The genuine and significant differences between art and science are compatible with their common cognitive function; and the philosophy of science and the philosophy of art are embraced within epistemology conceived as the philosophy of the understanding….

Since both science and art consist very largely in the processing of symbols, an analysis and classification of types of symbol systems…provides an indispensable theoretical background [for them both].

Goodman’s work is, in effect, a very serious effort to create, as he puts it, a philosophy of understanding. But it is a philosophy of understanding that is so pluralistic that its worth cannot be assessed fairly without considering its power in making sense of many particular worlds and symbol systems—the analysis of painting, of visual movement, of the ordering in pictorial narrative, of the structure of linguistic systems, of the creation of fictions like Don Quixote or postulational systems for defining points in space. After all, if reality is what one stipulates (rather than finds), the range of stipulation must be great, and what one makes of what one has stipulated is not something to be determined by quick intuition.

So whatever the limitations of Goodman’s proposals, he is a gadfly who has made clearer a notion of the mind not as something to be described by its properties but rather as an instrument for producing worlds.

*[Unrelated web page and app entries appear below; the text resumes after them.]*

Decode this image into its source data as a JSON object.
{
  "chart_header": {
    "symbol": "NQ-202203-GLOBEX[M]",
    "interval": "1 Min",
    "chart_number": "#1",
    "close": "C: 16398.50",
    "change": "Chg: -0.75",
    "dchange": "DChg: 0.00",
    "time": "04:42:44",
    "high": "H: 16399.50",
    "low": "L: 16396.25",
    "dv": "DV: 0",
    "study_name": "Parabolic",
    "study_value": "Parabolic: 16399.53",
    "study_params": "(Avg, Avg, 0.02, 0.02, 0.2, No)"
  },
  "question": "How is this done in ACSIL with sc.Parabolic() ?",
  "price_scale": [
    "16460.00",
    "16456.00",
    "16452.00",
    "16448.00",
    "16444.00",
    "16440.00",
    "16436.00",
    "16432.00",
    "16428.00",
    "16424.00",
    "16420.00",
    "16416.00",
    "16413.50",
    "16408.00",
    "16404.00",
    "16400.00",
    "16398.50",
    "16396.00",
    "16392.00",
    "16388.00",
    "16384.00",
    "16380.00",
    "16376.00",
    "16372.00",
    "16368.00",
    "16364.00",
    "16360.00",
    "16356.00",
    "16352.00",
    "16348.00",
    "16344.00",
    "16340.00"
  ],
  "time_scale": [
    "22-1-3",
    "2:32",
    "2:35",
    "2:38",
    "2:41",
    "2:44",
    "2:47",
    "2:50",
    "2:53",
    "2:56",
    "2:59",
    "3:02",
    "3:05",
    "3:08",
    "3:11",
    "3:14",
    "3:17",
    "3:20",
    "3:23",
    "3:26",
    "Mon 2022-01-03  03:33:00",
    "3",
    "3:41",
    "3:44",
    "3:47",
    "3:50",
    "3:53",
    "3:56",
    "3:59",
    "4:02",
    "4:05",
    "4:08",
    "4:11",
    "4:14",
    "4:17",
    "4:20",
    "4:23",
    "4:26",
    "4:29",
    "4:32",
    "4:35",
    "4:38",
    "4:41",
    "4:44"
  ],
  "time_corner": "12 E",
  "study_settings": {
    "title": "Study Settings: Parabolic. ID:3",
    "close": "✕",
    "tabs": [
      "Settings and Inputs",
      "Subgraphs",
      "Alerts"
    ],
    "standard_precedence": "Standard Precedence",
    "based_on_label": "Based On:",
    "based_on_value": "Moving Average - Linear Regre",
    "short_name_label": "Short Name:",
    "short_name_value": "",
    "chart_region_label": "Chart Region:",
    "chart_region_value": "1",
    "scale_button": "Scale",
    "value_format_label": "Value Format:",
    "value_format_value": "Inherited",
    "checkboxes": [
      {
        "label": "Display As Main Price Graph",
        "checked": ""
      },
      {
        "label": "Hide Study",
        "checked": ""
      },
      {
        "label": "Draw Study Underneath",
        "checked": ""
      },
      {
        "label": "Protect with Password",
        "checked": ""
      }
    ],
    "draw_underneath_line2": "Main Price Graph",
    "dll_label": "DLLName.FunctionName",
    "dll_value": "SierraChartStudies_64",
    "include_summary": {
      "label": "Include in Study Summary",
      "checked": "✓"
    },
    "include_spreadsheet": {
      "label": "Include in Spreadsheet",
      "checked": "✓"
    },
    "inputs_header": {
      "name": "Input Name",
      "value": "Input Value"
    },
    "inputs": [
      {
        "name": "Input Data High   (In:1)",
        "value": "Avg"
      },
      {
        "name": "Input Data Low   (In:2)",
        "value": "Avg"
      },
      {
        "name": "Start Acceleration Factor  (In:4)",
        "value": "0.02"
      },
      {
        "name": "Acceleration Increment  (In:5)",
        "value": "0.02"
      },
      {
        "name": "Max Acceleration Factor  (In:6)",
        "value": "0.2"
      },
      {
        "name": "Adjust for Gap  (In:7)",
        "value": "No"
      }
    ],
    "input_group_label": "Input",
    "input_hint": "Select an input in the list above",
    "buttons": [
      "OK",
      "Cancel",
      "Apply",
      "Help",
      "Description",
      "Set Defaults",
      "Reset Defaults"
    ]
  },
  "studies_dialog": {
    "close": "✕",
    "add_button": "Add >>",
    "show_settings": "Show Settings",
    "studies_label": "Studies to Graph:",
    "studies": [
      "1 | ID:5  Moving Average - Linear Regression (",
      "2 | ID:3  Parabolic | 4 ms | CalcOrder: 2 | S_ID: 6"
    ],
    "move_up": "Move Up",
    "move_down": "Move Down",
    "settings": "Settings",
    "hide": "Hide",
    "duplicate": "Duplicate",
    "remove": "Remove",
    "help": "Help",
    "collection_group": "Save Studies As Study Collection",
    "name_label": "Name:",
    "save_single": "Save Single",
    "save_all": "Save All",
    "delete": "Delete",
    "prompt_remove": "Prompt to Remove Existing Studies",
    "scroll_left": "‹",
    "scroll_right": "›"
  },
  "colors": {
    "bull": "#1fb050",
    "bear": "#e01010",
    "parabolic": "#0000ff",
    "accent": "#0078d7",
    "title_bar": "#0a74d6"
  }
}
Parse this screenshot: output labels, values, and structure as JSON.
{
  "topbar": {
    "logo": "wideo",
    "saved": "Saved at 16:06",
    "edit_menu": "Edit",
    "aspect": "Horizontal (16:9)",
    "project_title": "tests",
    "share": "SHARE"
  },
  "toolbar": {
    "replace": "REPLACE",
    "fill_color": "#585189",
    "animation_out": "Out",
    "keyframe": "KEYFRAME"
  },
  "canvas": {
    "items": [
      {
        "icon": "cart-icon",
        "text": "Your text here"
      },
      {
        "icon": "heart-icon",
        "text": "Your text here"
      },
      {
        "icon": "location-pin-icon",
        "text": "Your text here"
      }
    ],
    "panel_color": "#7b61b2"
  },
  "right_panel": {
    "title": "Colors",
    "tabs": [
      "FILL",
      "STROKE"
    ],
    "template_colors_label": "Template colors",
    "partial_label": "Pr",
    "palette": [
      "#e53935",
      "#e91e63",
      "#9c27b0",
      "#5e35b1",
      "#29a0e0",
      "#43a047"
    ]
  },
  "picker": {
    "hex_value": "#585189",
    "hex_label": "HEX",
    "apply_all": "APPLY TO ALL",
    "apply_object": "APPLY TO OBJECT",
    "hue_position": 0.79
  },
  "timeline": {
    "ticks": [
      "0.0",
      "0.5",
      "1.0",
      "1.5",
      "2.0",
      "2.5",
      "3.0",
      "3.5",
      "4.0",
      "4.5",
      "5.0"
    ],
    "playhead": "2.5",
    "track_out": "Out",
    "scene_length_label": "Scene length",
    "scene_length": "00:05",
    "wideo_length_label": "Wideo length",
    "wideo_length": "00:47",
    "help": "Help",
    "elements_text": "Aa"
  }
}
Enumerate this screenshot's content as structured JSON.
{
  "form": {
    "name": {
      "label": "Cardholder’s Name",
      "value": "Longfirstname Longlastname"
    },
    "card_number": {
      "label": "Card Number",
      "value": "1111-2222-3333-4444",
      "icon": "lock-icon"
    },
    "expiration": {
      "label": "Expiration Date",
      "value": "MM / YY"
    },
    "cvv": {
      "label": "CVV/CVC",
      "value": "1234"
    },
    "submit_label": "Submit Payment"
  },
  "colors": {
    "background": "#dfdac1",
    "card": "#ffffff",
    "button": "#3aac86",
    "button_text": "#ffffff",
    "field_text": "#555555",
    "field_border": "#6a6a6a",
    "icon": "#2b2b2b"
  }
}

If the deep conceptual ambiguities we have noted in Goodman’s position can be sufficiently resolved to permit scientists to use some form of philosophical constructivism as a basis for research and theory, there may be Emerson Halls in the future where the mind’s constructive activities in all their variety are studied, where psychologists and philosophers (as well as artists and scientists) can appreciate one another’s work. If that happens, a bronze statue of Nelson Goodman ought to be installed in the main corridor in place of the seated Emerson, observing, coolly appreciating the varieties of construction going on around him.

This Issue

March 27, 1986